In mid February there were news reports that Canadian government computers at the Finance Department, Treasury Board, Defence Research and Development Canada had been hacked and information mined by persons unknown, most probably operating out of China.
The federal government said little about this but confirmed that as soon as the activity, which began in January, was discovered the affected departments were immediately shut off from the Internet and a long, difficult process was begun to see if any other departments had been affected.
It didn’t surprise me. Our federal government is a massive, sprawling, lumbering beast. Its computer network(s) are undoubtedly an incredible mish-mash of various systems, machines and software of varying age and vulnerability. Depending on how you count, Canada has somewhere between 263,000 and 454,000 public servants (2008 figures) – the low number is the core "civil service" traditionally referred to as such; the high number is all people employed by the federal government, including RCMP members, Armed Forces personnel and employees of federal Crown Corporations. Either way, it’s a lot of people, most of who will have a work computer with Internet access.
The security breach story had a short shelf life. But for the brief time it was alive, at least one expert suggested the government needs to do a thorough security overhaul of its computer systems that could end up costing more than $1 billion. I believe it. But here’s an idea for Ottawa’s serious consideration:
Get rid of Windows and go to the Linux operating system across the board.
This would save the federal government millions of dollars annually, more than paying back the cost of the switch (and it would include security fixes while achieving much more).
We’d save because Linux is free.

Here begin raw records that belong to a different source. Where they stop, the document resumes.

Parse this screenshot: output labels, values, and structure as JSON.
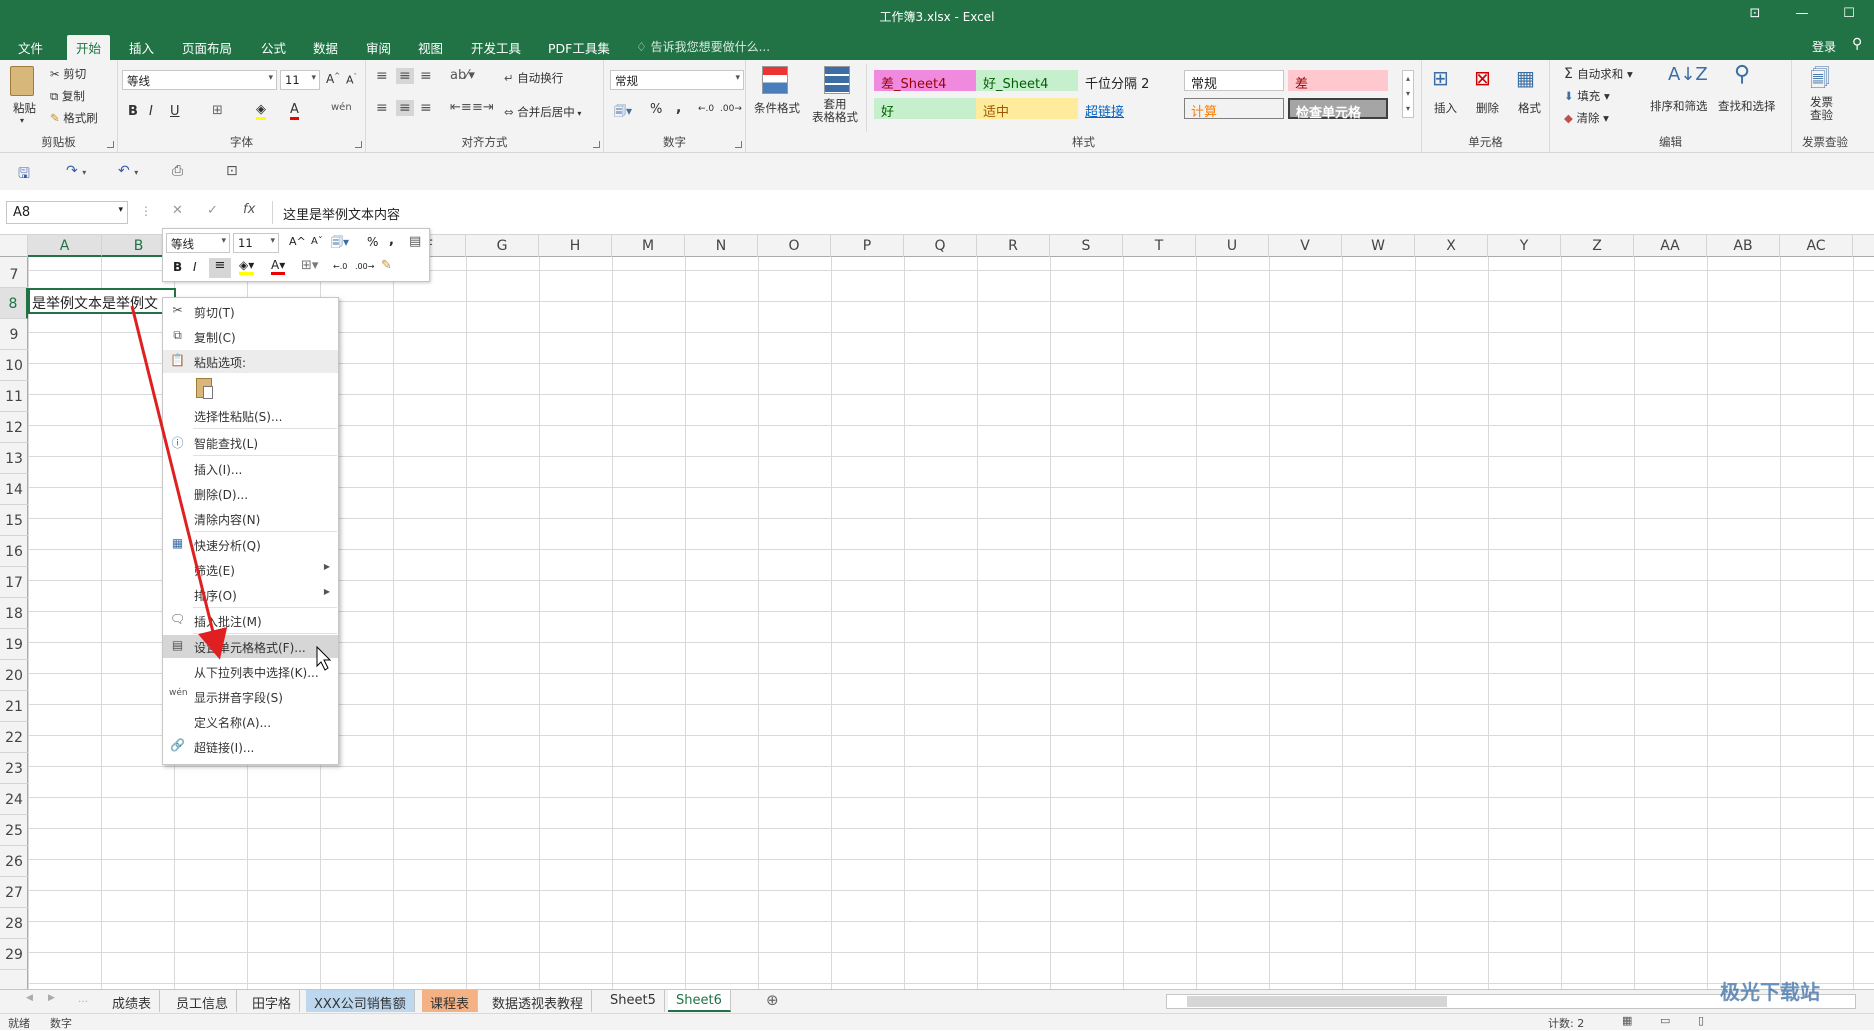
{
  "window": {
    "title": "工作簿3.xlsx - Excel",
    "login": "登录"
  },
  "tabs": [
    "文件",
    "开始",
    "插入",
    "页面布局",
    "公式",
    "数据",
    "审阅",
    "视图",
    "开发工具",
    "PDF工具集"
  ],
  "tellme": "告诉我您想要做什么...",
  "ribbon": {
    "clipboard": {
      "label": "剪贴板",
      "paste": "粘贴",
      "cut": "剪切",
      "copy": "复制",
      "format_painter": "格式刷"
    },
    "font": {
      "label": "字体",
      "name": "等线",
      "size": "11"
    },
    "alignment": {
      "label": "对齐方式",
      "wrap": "自动换行",
      "merge": "合并后居中"
    },
    "number": {
      "label": "数字",
      "format": "常规"
    },
    "styles": {
      "label": "样式",
      "conditional": "条件格式",
      "table": "套用\n表格格式",
      "cells": [
        {
          "text": "差_Sheet4",
          "bg": "#f08adf",
          "fg": "#9c0006"
        },
        {
          "text": "好_Sheet4",
          "bg": "#c6efce",
          "fg": "#006100"
        },
        {
          "text": "千位分隔 2",
          "bg": "#f3f3f3",
          "fg": "#222222"
        },
        {
          "text": "常规",
          "bg": "#ffffff",
          "fg": "#222222"
        },
        {
          "text": "差",
          "bg": "#ffc7ce",
          "fg": "#9c0006"
        },
        {
          "text": "好",
          "bg": "#c6efce",
          "fg": "#006100"
        },
        {
          "text": "适中",
          "bg": "#ffeb9c",
          "fg": "#9c5700"
        },
        {
          "text": "超链接",
          "bg": "#f3f3f3",
          "fg": "#0563c1"
        },
        {
          "text": "计算",
          "bg": "#f2f2f2",
          "fg": "#fa7d00"
        },
        {
          "text": "检查单元格",
          "bg": "#a5a5a5",
          "fg": "#ffffff"
        }
      ]
    },
    "cells_group": {
      "label": "单元格",
      "insert": "插入",
      "delete": "删除",
      "format": "格式"
    },
    "editing": {
      "label": "编辑",
      "autosum": "自动求和",
      "fill": "填充",
      "clear": "清除",
      "sort": "排序和筛选",
      "find": "查找和选择"
    },
    "invoice": {
      "label": "发票查验",
      "btn": "发票\n查验"
    }
  },
  "formula": {
    "namebox": "A8",
    "content": "这里是举例文本内容"
  },
  "columns": [
    "A",
    "B",
    "C",
    "D",
    "E",
    "F",
    "G",
    "H",
    "M",
    "N",
    "O",
    "P",
    "Q",
    "R",
    "S",
    "T",
    "U",
    "V",
    "W",
    "X",
    "Y",
    "Z",
    "AA",
    "AB",
    "AC"
  ],
  "rows": [
    "7",
    "8",
    "9",
    "10",
    "11",
    "12",
    "13",
    "14",
    "15",
    "16",
    "17",
    "18",
    "19",
    "20",
    "21",
    "22",
    "23",
    "24",
    "25",
    "26",
    "27",
    "28",
    "29"
  ],
  "cell_a8": "是举例文本是举例文",
  "mini_toolbar": {
    "font": "等线",
    "size": "11"
  },
  "context_menu": {
    "items": [
      {
        "label": "剪切(T)",
        "icon": "scissors-icon"
      },
      {
        "label": "复制(C)",
        "icon": "copy-icon"
      },
      {
        "label": "粘贴选项:",
        "icon": "paste-icon"
      },
      {
        "label": "",
        "icon": "paste-clipboard-icon"
      },
      {
        "label": "选择性粘贴(S)...",
        "icon": ""
      },
      {
        "label": "智能查找(L)",
        "icon": "info-icon"
      },
      {
        "label": "插入(I)...",
        "icon": ""
      },
      {
        "label": "删除(D)...",
        "icon": ""
      },
      {
        "label": "清除内容(N)",
        "icon": ""
      },
      {
        "label": "快速分析(Q)",
        "icon": "quick-analysis-icon"
      },
      {
        "label": "筛选(E)",
        "icon": ""
      },
      {
        "label": "排序(O)",
        "icon": ""
      },
      {
        "label": "插入批注(M)",
        "icon": "comment-icon"
      },
      {
        "label": "设置单元格格式(F)...",
        "icon": "format-cells-icon"
      },
      {
        "label": "从下拉列表中选择(K)...",
        "icon": ""
      },
      {
        "label": "显示拼音字段(S)",
        "icon": "phonetic-icon"
      },
      {
        "label": "定义名称(A)...",
        "icon": ""
      },
      {
        "label": "超链接(I)...",
        "icon": "hyperlink-icon"
      }
    ]
  },
  "sheets": [
    {
      "name": "成绩表",
      "bg": "#f3f3f3"
    },
    {
      "name": "员工信息",
      "bg": "#f3f3f3"
    },
    {
      "name": "田字格",
      "bg": "#f3f3f3"
    },
    {
      "name": "XXX公司销售额",
      "bg": "#bdd7ee"
    },
    {
      "name": "课程表",
      "bg": "#f4b183"
    },
    {
      "name": "数据透视表教程",
      "bg": "#f3f3f3"
    },
    {
      "name": "Sheet5",
      "bg": "#f3f3f3"
    },
    {
      "name": "Sheet6",
      "bg": "#ffffff"
    }
  ],
  "status": {
    "ready": "就绪",
    "numlock": "数字",
    "count": "计数: 2"
  },
  "watermark": "极光下载站"
}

Today our government (let’s say it has 500,000 computers) every year pays a licence fee for every terminal to Microsoft just for Windows. A further fee is paid for every copy of Microsoft Office. Other licensing fees will be paid to other software makers. The fees vary and Microsoft negotiates bulk user deals, but however you calculate it, the amount is large.
One state school system in the U.S. pays $47 per computer for about 90,000 machines, or $4.2 million. At that rate, half a million computers would mean Canada is spending $23.5 million annually just on one of the licence fees.
Windows is notorious for security flaws and weaknesses, which require constant updating and hours of IT work. And as the most common system out there, it is plagued by viruses and hacking attempts. A computer virus that works with the Linux operating system, I’ve been told by computer people who should know, has not yet been discovered. And the system is highly stable, unlike Windows.
But best of all, Linux is open source software (the programming code is available to anybody and free for programmers to use and adapt). Government programmers can write their own programs or additions to programs for whatever they need, without restriction. They can get exactly the kind and level of security they want and the specifications will be unique, making the job of hackers much harder since every such system is different. What might work in one for a hacker won’t in another.
Public servants reading this might be dubious or grumbling that the last thing they need is to learn a new computer system. My response: get on the net and try a version of Linux at home! It’s easy and impressive. A day of formal training would do for most public service employees, just to be sure it is done logically and covers the bases they need to know.
Typically the Linux systems (one called Ubuntu is popular) include an "office suite" as good or better than Microsoft Office and produces files compatible with both it and Apple software. Same thing for other software including an equivalent of Photoshop . . . all free. Combine that with the ability of government to tailor make its own computer systems with its own programs nobody else has, and we’d end up with a more secure and more productive system while saving millions annually.
A logical 10-year conversion process is achievable. It has been done elsewhere for the same reasons. That includes parts of the U.S. Department of Defence, The City of Munich, Germany, the government of Spain (in process), France’s Parliament, the U.S. Federal Aviation Administration, Germany’s Foreign Ministry, France’s national police force; the U.S. National Nuclear Safety Administration, the South African Social Security Agency, the government of Turkey, the Phillipines voting system, 703 of Malaysia’s 724 government agencies, and the Russian government (in process). A lot of schools around the world switched (often to save money) and in the business world, it’s a solid, growing trend, one report saying 40 per cent in the U.S. now use Linux. Business converts include McDonald’s, Amazon, the New York Stock Exchange, Google, Chicago Mercantile Exchange, Wikipedia, Dreamworks Animation, Virgin America (airline), Ernie Ball (guitar string maker), and reportedly a new Internet flight planning system at NavCanada is to begin using it this year. The Large Hadron Collider in Geneva run by scientists runs on Linux, as does the largest supercomputer in Canada, at the University of Toronto.
It makes sense for the federal government to very seriously consider the switch. It is user friendly, highly flexible, customizable, more secure, more stable and saves millions. It may require hiring more high level programmers, but they’ll pay for themselves and it would also mean fewer other techies running around resolving problems with proprietary software. The advantages are convincing.
Source: Linuxonline Canada